• [Directions]:
In the entries below, how many lines contain the string "subtext"? Give the number by itself.

• [Given data]:
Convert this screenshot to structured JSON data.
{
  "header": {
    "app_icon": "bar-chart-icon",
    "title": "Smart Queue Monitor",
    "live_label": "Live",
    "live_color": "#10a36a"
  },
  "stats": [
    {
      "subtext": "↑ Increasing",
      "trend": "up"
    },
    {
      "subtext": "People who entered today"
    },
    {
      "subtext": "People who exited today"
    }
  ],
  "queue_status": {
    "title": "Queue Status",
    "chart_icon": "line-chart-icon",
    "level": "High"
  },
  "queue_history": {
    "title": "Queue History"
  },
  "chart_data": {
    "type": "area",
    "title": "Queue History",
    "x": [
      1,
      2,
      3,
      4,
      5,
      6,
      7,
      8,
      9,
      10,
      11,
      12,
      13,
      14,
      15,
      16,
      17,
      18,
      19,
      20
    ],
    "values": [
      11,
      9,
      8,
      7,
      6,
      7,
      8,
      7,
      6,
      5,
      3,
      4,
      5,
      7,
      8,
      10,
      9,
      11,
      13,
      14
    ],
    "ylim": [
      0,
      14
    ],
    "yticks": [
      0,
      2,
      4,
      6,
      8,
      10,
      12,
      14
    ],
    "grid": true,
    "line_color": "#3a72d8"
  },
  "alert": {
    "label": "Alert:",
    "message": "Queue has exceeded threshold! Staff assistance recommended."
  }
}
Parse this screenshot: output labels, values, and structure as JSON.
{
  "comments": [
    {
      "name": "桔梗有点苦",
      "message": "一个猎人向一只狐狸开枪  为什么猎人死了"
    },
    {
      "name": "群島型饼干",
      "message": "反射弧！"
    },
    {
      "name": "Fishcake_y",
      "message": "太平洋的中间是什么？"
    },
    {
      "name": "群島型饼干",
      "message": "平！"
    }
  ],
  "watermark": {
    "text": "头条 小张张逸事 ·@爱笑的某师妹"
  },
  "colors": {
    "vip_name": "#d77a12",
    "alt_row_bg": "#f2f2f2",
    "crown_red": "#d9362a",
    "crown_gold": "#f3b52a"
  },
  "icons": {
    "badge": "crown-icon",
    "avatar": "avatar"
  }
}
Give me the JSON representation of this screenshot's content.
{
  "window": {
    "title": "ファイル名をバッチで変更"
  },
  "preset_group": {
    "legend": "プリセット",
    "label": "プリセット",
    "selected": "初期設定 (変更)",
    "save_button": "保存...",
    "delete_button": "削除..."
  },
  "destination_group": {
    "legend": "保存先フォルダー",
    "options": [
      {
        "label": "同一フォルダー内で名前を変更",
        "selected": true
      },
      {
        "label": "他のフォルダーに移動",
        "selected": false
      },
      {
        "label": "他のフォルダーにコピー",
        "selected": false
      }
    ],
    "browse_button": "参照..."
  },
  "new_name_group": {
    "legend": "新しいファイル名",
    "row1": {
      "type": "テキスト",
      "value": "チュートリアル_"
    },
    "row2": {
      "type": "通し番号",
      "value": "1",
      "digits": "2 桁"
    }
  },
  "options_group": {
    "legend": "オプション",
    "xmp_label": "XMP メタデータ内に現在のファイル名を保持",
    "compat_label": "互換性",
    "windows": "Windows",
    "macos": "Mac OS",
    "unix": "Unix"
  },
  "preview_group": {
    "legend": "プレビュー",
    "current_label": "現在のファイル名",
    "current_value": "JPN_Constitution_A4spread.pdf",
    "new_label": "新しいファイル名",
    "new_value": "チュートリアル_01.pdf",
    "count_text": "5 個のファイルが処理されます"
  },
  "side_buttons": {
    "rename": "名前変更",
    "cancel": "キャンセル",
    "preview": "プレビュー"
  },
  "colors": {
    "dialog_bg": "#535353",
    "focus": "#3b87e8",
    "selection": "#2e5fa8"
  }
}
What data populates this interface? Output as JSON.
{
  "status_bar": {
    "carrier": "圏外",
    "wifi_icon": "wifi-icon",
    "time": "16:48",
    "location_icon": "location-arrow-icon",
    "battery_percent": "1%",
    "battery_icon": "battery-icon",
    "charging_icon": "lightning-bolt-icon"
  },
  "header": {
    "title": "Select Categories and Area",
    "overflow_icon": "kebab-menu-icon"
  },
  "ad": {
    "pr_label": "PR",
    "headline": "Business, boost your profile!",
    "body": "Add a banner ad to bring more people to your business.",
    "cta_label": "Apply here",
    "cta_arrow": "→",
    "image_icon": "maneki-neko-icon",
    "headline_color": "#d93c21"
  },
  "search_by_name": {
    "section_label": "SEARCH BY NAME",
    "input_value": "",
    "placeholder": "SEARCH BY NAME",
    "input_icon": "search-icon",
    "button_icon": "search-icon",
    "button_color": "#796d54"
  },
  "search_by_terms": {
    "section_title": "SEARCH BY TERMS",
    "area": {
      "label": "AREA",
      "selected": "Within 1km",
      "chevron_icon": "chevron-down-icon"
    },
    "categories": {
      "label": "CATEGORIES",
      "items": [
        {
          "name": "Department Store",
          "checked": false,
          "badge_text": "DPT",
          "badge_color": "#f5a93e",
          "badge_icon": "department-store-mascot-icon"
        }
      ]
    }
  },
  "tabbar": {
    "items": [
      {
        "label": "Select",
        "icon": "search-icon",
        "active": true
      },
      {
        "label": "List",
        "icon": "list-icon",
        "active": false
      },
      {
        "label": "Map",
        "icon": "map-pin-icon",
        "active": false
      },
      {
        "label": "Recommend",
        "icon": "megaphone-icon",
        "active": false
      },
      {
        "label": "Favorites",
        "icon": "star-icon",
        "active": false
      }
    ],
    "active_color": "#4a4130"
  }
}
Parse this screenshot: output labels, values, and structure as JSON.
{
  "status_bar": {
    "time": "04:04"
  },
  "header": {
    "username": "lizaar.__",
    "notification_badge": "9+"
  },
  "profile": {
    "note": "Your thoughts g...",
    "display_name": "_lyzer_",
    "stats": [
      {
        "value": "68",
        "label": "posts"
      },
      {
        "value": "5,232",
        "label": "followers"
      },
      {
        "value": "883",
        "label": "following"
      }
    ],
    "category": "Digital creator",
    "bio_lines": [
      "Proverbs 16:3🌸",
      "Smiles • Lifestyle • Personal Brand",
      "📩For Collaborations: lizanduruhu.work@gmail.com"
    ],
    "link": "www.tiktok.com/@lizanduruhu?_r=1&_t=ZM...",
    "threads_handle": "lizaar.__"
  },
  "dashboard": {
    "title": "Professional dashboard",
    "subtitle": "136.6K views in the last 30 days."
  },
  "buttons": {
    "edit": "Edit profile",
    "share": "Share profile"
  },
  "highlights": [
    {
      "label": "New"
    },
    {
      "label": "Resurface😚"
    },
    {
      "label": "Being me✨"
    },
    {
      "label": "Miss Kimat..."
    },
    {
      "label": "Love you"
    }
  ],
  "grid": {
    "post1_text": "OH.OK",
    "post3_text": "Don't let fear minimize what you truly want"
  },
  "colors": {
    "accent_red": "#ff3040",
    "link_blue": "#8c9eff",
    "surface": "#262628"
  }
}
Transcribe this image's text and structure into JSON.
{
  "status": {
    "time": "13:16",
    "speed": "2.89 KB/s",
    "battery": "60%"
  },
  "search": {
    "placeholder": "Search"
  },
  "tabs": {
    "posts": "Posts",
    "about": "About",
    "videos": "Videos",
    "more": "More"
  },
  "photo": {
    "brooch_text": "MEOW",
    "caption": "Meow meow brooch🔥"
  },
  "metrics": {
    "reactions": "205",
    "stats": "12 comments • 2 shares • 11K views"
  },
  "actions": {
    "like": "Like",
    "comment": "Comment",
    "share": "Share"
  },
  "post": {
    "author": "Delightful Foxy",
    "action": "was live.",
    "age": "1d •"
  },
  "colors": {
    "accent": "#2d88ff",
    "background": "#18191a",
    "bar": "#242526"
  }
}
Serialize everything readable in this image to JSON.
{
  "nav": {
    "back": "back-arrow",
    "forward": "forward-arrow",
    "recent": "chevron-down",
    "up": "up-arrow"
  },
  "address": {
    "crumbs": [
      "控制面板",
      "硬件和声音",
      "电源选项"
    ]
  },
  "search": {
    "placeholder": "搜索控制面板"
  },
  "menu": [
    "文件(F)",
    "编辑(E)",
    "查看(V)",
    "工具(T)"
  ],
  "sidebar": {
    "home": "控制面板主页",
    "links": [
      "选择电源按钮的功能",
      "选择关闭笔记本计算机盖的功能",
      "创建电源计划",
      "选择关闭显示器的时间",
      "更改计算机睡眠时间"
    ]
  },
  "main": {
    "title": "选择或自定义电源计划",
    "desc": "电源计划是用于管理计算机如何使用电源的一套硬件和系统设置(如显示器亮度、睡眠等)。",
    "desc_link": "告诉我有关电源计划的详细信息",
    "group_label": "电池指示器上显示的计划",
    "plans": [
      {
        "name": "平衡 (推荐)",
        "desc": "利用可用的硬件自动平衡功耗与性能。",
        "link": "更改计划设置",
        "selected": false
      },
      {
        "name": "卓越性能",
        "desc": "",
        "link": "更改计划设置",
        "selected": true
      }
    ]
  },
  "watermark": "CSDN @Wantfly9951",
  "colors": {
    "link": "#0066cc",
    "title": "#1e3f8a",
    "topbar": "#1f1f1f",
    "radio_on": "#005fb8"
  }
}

• [Answer box]:
3